OPEN IN READ APP
COMPARATIVE STUDY
JOURNAL ARTICLE

Validation of continuous thermodilution cardiac output in critically ill patients with analysis of systematic errors

D L Medin, D T Brown, R Wesley, R E Cunnion, F P Ognibene
Journal of Critical Care 1998, 13 (4): 184-9
9869545

PURPOSE: Bolus thermodilution cardiac output (BCO) measurements are affected by variations in injectate volume, rate, and temperature. These variations are eliminated when CO is measured by a continuous automated thermal technique (CCO). Further, CCO eliminates the need for fluid boluses, reduces contamination risk, requires no operator, and provides a continuous CO trend. We prospectively evaluated CCO versus BCO in a population of critically ill adults with low, normal, and high CO states. We sought to discern any systematic effects of temperature fluctuations or signal-to-noise-ratios (SNR) on disparities between BCO and CCO measurements and also sought to assess the relative cost effectiveness of the CCO system.

MATERIALS AND METHODS: Pulmonary artery catheterizations were performed in a convenience sample of 20 patients over 6 months. BCO data were obtained using a standardized protocol. Three bolus injections of 5% dextrose were given when each CO was within 10% of the median before averaging; otherwise five boluses were given, with the high and low values eliminated before averaging. Injectates were administered randomly through the respiratory cycle and at 1-minute intervals. CCO measurements were recorded from a Vigilance monitor pre and post BCO measurements, yielding an average CCO value. Also recorded were pre- and post-core temperatures and SNR during the first CCO measurement. Cost data included estimates of operator time for BCO determinations as well as costs of Intellicath (Baxter-Edwards, Irvine, CA) pulmonary artery catheters, Vigilance (Baxter-Edwards, Irvine, CA) monitors, conventional catheters, and injectates.

RESULTS: Of the 20 patients, 15 were mechanically ventilated. A total of 306 paired CO values were obtained for analysis. CCO ranged from 2.5 to 14.4 L/min and BCO from 2.4 to 13.3 L/min. Absolute differences between CCO and BCO measurements increased with increasing CO, but percentage differences did not. Of the paired values, 77% were within 1 L/min of one another. Temperature instability and SNR independently had weak correlations with CCO/BCO disparities. The Vigilance system had a slightly higher net cost than conventional BCO, although no economical value was assigned to the clinical usefulness of continuous, as opposed to intermittent, CO monitoring.

CONCLUSIONS: Continuous CO is a reliable and cost-effective alternative to bolus thermodilution CO for critically ill patients in low, normal, and high CO states.
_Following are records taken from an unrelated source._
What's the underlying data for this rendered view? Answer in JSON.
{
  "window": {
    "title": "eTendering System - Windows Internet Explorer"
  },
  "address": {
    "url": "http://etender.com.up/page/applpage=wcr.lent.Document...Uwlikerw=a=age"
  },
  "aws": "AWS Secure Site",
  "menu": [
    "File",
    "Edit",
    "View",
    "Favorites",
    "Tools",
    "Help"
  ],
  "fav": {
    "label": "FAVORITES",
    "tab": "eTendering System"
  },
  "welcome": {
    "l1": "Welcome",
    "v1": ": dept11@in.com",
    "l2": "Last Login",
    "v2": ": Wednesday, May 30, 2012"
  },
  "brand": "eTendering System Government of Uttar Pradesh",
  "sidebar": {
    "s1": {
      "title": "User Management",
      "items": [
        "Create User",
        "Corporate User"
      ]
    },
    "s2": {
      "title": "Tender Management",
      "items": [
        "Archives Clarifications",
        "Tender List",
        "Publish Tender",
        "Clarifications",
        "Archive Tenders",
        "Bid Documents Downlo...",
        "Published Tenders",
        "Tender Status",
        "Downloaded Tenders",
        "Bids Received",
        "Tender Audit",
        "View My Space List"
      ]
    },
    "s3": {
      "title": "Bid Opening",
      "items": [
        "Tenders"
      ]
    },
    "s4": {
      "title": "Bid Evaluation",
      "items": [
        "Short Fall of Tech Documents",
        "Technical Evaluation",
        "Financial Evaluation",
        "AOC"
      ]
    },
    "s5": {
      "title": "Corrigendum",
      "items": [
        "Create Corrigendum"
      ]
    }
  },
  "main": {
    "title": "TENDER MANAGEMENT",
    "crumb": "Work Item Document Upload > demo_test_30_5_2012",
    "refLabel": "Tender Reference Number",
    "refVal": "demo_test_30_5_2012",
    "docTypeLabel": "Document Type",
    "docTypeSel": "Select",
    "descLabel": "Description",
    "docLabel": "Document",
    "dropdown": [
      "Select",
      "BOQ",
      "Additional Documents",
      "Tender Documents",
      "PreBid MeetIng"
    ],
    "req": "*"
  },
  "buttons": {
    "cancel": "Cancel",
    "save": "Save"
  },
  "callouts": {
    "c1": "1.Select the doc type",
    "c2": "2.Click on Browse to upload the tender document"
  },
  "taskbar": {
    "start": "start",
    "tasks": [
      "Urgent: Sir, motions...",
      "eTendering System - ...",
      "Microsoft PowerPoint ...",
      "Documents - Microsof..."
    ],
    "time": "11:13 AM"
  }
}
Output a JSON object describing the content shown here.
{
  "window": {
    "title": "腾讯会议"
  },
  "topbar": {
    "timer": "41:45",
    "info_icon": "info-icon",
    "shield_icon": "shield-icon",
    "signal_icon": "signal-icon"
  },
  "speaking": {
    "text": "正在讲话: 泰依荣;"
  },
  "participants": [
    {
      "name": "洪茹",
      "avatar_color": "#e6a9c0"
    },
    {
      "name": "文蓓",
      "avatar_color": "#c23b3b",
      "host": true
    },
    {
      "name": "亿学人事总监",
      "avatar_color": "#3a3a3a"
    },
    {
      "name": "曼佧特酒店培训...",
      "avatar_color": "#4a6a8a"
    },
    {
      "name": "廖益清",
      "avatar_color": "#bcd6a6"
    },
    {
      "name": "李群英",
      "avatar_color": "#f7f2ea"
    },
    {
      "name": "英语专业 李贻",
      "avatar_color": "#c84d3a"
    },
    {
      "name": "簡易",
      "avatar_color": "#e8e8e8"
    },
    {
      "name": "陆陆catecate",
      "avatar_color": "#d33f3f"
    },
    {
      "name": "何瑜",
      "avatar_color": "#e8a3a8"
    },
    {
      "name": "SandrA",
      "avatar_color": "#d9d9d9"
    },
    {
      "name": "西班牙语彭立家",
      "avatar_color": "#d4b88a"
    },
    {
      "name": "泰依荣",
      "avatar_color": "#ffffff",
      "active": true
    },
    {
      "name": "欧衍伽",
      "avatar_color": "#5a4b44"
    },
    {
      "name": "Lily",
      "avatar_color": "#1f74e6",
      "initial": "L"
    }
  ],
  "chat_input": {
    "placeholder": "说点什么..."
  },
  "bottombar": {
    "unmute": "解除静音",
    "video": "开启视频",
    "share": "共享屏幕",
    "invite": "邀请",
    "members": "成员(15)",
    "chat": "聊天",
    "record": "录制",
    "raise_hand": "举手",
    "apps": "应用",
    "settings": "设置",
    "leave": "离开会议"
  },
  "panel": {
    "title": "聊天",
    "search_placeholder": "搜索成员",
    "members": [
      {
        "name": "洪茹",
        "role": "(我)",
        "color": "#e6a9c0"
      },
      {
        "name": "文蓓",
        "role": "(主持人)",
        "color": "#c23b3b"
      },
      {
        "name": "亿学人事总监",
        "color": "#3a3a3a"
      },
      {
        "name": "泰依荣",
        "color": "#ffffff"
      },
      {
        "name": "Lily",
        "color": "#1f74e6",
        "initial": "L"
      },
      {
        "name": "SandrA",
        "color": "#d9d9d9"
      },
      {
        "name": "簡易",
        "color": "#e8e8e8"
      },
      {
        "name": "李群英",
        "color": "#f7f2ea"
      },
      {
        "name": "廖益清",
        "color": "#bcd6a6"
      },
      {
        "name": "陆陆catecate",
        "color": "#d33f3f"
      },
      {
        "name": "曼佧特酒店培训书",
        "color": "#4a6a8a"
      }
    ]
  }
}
Discussion

You are not logged in. Sign Up or Log In to join the discussion.

Trending Papers

Available on the App Store

Available on the Play Store
Remove bar
Read by QxMD icon Read
9869545
×

Search Tips

Use Boolean operators: AND/OR

diabetic AND foot
diabetes OR diabetic

Exclude a word using the 'minus' sign

Virchow -triad

Use Parentheses

water AND (cup OR glass)

Add an asterisk (*) at end of a word to include word stems

Neuro* will search for Neurology, Neuroscientist, Neurological, and so on

Use quotes to search for an exact phrase

"primary prevention of cancer"
(heart or cardiac or cardio*) AND arrest -"American Heart Association"